The study investigates the impact of psychological well-being, coping style, and maltreatment types on adult partner maltreatment patterns. A large sample of undergraduates completed assessments measuring history of childhood violence exposure, psychological distress, coping, and adult partner maltreatment. The multiply abused group (childhood physical abuse and witnessing family violence) experienced the highest levels of all forms of adult maltreatment, followed by the childhood physical abuse group. As childhood victimization became more severe, the relationship between childhood victimization and adult partner maltreatment became more direct. The current study highlights that individuals exposed to a greater degree of childhood victimization are more vulnerable to adult maltreatment because there are few mediators which may prevent or decrease risk for adult maltreatment. The results suggest that treatment and prevention efforts with victims of interpersonal violence should foster individualized coping skills and address specific psychopathology depending upon the individual's childhood abuse history.
All Science Journal Classification (ASJC) codes

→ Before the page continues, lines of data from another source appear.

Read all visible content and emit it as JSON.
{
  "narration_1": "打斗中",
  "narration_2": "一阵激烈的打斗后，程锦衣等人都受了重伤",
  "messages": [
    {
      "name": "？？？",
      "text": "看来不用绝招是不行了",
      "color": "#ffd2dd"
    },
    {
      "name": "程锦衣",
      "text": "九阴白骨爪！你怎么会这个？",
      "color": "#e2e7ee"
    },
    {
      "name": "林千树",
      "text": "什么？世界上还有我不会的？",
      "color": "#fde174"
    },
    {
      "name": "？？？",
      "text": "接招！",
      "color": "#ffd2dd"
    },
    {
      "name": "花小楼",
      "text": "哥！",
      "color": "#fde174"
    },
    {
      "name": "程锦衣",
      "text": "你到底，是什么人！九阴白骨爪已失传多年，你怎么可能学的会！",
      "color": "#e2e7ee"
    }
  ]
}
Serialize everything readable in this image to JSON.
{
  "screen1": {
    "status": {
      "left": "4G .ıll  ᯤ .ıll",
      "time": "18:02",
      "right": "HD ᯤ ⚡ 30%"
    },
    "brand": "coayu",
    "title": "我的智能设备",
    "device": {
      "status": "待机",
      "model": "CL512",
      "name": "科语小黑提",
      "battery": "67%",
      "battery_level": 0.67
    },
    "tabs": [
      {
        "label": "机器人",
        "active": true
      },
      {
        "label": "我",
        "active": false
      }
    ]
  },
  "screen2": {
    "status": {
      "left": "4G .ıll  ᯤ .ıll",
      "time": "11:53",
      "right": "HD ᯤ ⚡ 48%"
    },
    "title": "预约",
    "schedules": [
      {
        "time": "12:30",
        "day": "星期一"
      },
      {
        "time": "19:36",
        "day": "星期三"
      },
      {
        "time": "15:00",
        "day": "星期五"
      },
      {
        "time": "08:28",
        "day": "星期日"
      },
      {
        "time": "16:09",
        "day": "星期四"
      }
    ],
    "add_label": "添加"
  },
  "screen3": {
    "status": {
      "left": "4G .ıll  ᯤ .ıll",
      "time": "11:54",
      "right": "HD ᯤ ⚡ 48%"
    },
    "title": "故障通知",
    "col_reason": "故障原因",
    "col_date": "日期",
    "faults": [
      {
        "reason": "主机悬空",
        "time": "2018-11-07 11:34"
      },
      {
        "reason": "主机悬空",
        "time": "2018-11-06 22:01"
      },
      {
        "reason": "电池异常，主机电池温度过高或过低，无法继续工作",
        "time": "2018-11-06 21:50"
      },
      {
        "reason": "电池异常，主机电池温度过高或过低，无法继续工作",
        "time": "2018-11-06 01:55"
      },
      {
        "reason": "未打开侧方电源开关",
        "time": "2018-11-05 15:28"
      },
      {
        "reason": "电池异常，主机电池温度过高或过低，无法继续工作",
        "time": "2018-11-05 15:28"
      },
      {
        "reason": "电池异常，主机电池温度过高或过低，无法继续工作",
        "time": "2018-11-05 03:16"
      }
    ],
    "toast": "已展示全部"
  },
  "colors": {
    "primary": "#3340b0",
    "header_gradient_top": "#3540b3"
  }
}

- Clinical Psychology
- Social Sciences (miscellaneous)
- Sociology and Political Science